*** Block opens ***
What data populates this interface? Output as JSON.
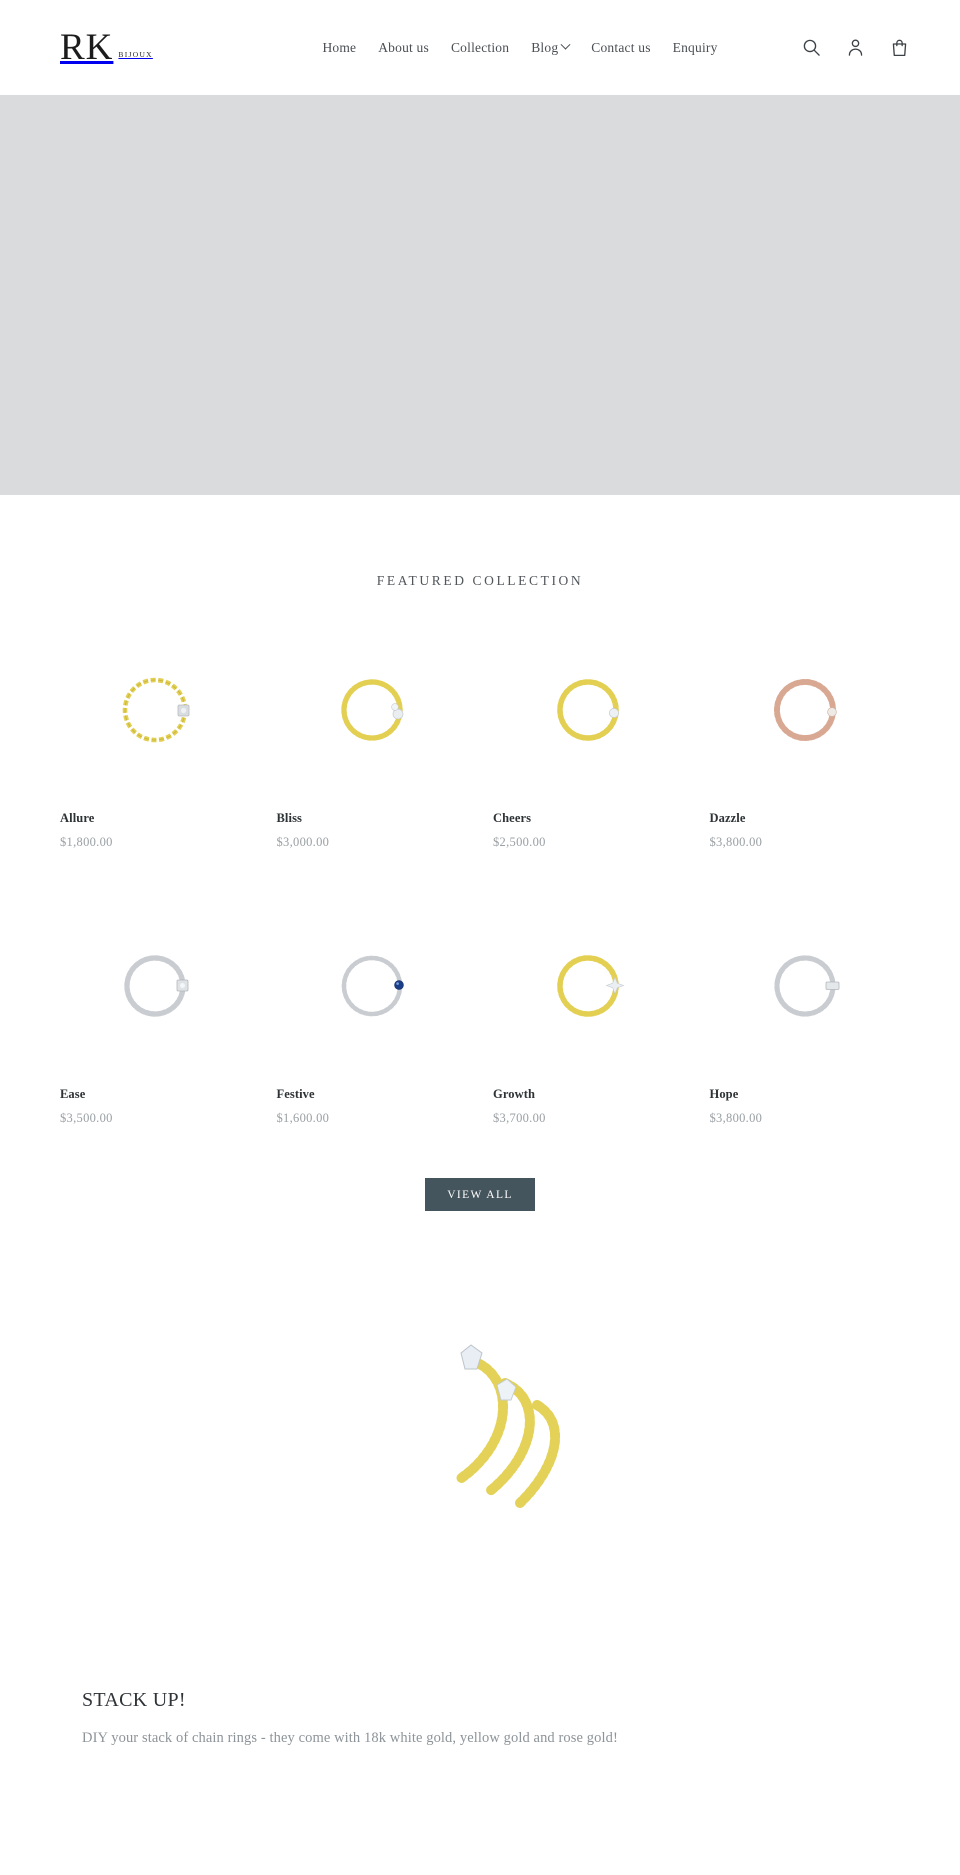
{
  "header": {
    "logo_main": "RK",
    "logo_sub": "BIJOUX",
    "nav": [
      {
        "label": "Home",
        "has_dropdown": false
      },
      {
        "label": "About us",
        "has_dropdown": false
      },
      {
        "label": "Collection",
        "has_dropdown": false
      },
      {
        "label": "Blog",
        "has_dropdown": true
      },
      {
        "label": "Contact us",
        "has_dropdown": false
      },
      {
        "label": "Enquiry",
        "has_dropdown": false
      }
    ],
    "icons": [
      "search-icon",
      "account-icon",
      "cart-icon"
    ]
  },
  "hero": {
    "background_color": "#dadbdd"
  },
  "featured": {
    "title": "FEATURED COLLECTION",
    "view_all_label": "VIEW ALL",
    "products": [
      {
        "name": "Allure",
        "price": "$1,800.00",
        "metal": "#e3cf52",
        "style": "chain",
        "accent": "square-gem"
      },
      {
        "name": "Bliss",
        "price": "$3,000.00",
        "metal": "#e3cf52",
        "style": "bead",
        "accent": "cluster-gem"
      },
      {
        "name": "Cheers",
        "price": "$2,500.00",
        "metal": "#e3cf52",
        "style": "bead",
        "accent": "round-gem"
      },
      {
        "name": "Dazzle",
        "price": "$3,800.00",
        "metal": "#d8a892",
        "style": "bead",
        "accent": "round-gem"
      },
      {
        "name": "Ease",
        "price": "$3,500.00",
        "metal": "#c9ccd0",
        "style": "bead",
        "accent": "square-gem"
      },
      {
        "name": "Festive",
        "price": "$1,600.00",
        "metal": "#c9ccd0",
        "style": "bead",
        "accent": "blue-gem"
      },
      {
        "name": "Growth",
        "price": "$3,700.00",
        "metal": "#e3cf52",
        "style": "bead",
        "accent": "star-gem"
      },
      {
        "name": "Hope",
        "price": "$3,800.00",
        "metal": "#c9ccd0",
        "style": "chain",
        "accent": "bar-gem"
      }
    ]
  },
  "stack": {
    "heading": "STACK UP!",
    "description": "DIY your stack of chain rings - they come with 18k white gold, yellow gold and rose gold!"
  },
  "colors": {
    "accent_button": "#44555d",
    "hero_grey": "#dadbdd",
    "text_primary": "#2e3336",
    "text_muted": "#9aa0a4",
    "gold": "#e3cf52",
    "rose_gold": "#d8a892",
    "white_gold": "#c9ccd0"
  }
}
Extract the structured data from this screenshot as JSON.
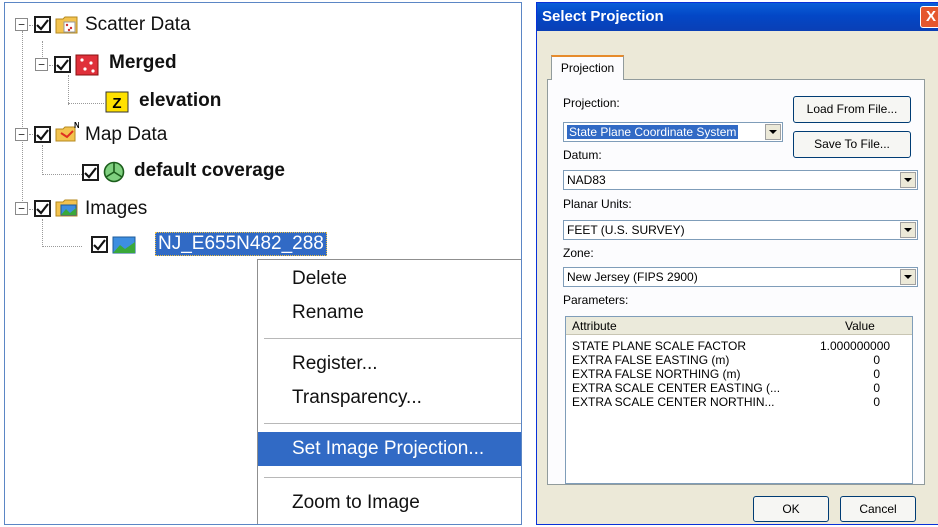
{
  "tree": {
    "scatter_data": {
      "label": "Scatter Data",
      "icon": "scatter-folder-icon",
      "checked": true
    },
    "merged": {
      "label": "Merged",
      "icon": "scatter-set-icon",
      "checked": true
    },
    "elevation": {
      "label": "elevation",
      "icon": "z-dataset-icon"
    },
    "map_data": {
      "label": "Map Data",
      "icon": "map-folder-icon",
      "checked": true
    },
    "default_coverage": {
      "label": "default coverage",
      "icon": "coverage-icon",
      "checked": true
    },
    "images": {
      "label": "Images",
      "icon": "images-folder-icon",
      "checked": true
    },
    "image_item": {
      "label": "NJ_E655N482_288",
      "icon": "image-icon",
      "checked": true
    }
  },
  "context_menu": {
    "delete": "Delete",
    "rename": "Rename",
    "register": "Register...",
    "transparency": "Transparency...",
    "set_projection": "Set Image Projection...",
    "zoom": "Zoom to Image"
  },
  "dialog": {
    "title": "Select Projection",
    "close": "X",
    "tab": "Projection",
    "projection_label": "Projection:",
    "projection_value": "State Plane Coordinate System",
    "load_button": "Load From File...",
    "save_button": "Save To File...",
    "datum_label": "Datum:",
    "datum_value": "NAD83",
    "units_label": "Planar Units:",
    "units_value": "FEET (U.S. SURVEY)",
    "zone_label": "Zone:",
    "zone_value": "New Jersey (FIPS 2900)",
    "params_label": "Parameters:",
    "columns": {
      "attribute": "Attribute",
      "value": "Value"
    },
    "parameters": [
      {
        "attribute": "STATE PLANE SCALE FACTOR",
        "value": "1.000000000"
      },
      {
        "attribute": "EXTRA FALSE EASTING (m)",
        "value": "0"
      },
      {
        "attribute": "EXTRA FALSE NORTHING (m)",
        "value": "0"
      },
      {
        "attribute": "EXTRA SCALE CENTER EASTING (...",
        "value": "0"
      },
      {
        "attribute": "EXTRA SCALE CENTER NORTHIN...",
        "value": "0"
      }
    ],
    "ok_button": "OK",
    "cancel_button": "Cancel"
  },
  "colors": {
    "selection": "#316ac5",
    "titlebar": "#0347c6",
    "dialog_bg": "#ece9d8"
  }
}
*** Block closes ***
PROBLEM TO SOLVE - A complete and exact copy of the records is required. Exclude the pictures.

EXPECTED OUTPUT -
What data populates this interface? Output as JSON.
{
  "header": {
    "logo_main": "RK",
    "logo_sub": "BIJOUX",
    "nav": [
      {
        "label": "Home",
        "has_dropdown": false
      },
      {
        "label": "About us",
        "has_dropdown": false
      },
      {
        "label": "Collection",
        "has_dropdown": false
      },
      {
        "label": "Blog",
        "has_dropdown": true
      },
      {
        "label": "Contact us",
        "has_dropdown": false
      },
      {
        "label": "Enquiry",
        "has_dropdown": false
      }
    ],
    "icons": [
      "search-icon",
      "account-icon",
      "cart-icon"
    ]
  },
  "hero": {
    "background_color": "#dadbdd"
  },
  "featured": {
    "title": "FEATURED COLLECTION",
    "view_all_label": "VIEW ALL",
    "products": [
      {
        "name": "Allure",
        "price": "$1,800.00",
        "metal": "#e3cf52",
        "style": "chain",
        "accent": "square-gem"
      },
      {
        "name": "Bliss",
        "price": "$3,000.00",
        "metal": "#e3cf52",
        "style": "bead",
        "accent": "cluster-gem"
      },
      {
        "name": "Cheers",
        "price": "$2,500.00",
        "metal": "#e3cf52",
        "style": "bead",
        "accent": "round-gem"
      },
      {
        "name": "Dazzle",
        "price": "$3,800.00",
        "metal": "#d8a892",
        "style": "bead",
        "accent": "round-gem"
      },
      {
        "name": "Ease",
        "price": "$3,500.00",
        "metal": "#c9ccd0",
        "style": "bead",
        "accent": "square-gem"
      },
      {
        "name": "Festive",
        "price": "$1,600.00",
        "metal": "#c9ccd0",
        "style": "bead",
        "accent": "blue-gem"
      },
      {
        "name": "Growth",
        "price": "$3,700.00",
        "metal": "#e3cf52",
        "style": "bead",
        "accent": "star-gem"
      },
      {
        "name": "Hope",
        "price": "$3,800.00",
        "metal": "#c9ccd0",
        "style": "chain",
        "accent": "bar-gem"
      }
    ]
  },
  "stack": {
    "heading": "STACK UP!",
    "description": "DIY your stack of chain rings - they come with 18k white gold, yellow gold and rose gold!"
  },
  "colors": {
    "accent_button": "#44555d",
    "hero_grey": "#dadbdd",
    "text_primary": "#2e3336",
    "text_muted": "#9aa0a4",
    "gold": "#e3cf52",
    "rose_gold": "#d8a892",
    "white_gold": "#c9ccd0"
  }
}
Extract the structured data from this screenshot as JSON.
{
  "tree": {
    "scatter_data": {
      "label": "Scatter Data",
      "icon": "scatter-folder-icon",
      "checked": true
    },
    "merged": {
      "label": "Merged",
      "icon": "scatter-set-icon",
      "checked": true
    },
    "elevation": {
      "label": "elevation",
      "icon": "z-dataset-icon"
    },
    "map_data": {
      "label": "Map Data",
      "icon": "map-folder-icon",
      "checked": true
    },
    "default_coverage": {
      "label": "default coverage",
      "icon": "coverage-icon",
      "checked": true
    },
    "images": {
      "label": "Images",
      "icon": "images-folder-icon",
      "checked": true
    },
    "image_item": {
      "label": "NJ_E655N482_288",
      "icon": "image-icon",
      "checked": true
    }
  },
  "context_menu": {
    "delete": "Delete",
    "rename": "Rename",
    "register": "Register...",
    "transparency": "Transparency...",
    "set_projection": "Set Image Projection...",
    "zoom": "Zoom to Image"
  },
  "dialog": {
    "title": "Select Projection",
    "close": "X",
    "tab": "Projection",
    "projection_label": "Projection:",
    "projection_value": "State Plane Coordinate System",
    "load_button": "Load From File...",
    "save_button": "Save To File...",
    "datum_label": "Datum:",
    "datum_value": "NAD83",
    "units_label": "Planar Units:",
    "units_value": "FEET (U.S. SURVEY)",
    "zone_label": "Zone:",
    "zone_value": "New Jersey (FIPS 2900)",
    "params_label": "Parameters:",
    "columns": {
      "attribute": "Attribute",
      "value": "Value"
    },
    "parameters": [
      {
        "attribute": "STATE PLANE SCALE FACTOR",
        "value": "1.000000000"
      },
      {
        "attribute": "EXTRA FALSE EASTING (m)",
        "value": "0"
      },
      {
        "attribute": "EXTRA FALSE NORTHING (m)",
        "value": "0"
      },
      {
        "attribute": "EXTRA SCALE CENTER EASTING (...",
        "value": "0"
      },
      {
        "attribute": "EXTRA SCALE CENTER NORTHIN...",
        "value": "0"
      }
    ],
    "ok_button": "OK",
    "cancel_button": "Cancel"
  },
  "colors": {
    "selection": "#316ac5",
    "titlebar": "#0347c6",
    "dialog_bg": "#ece9d8"
  }
}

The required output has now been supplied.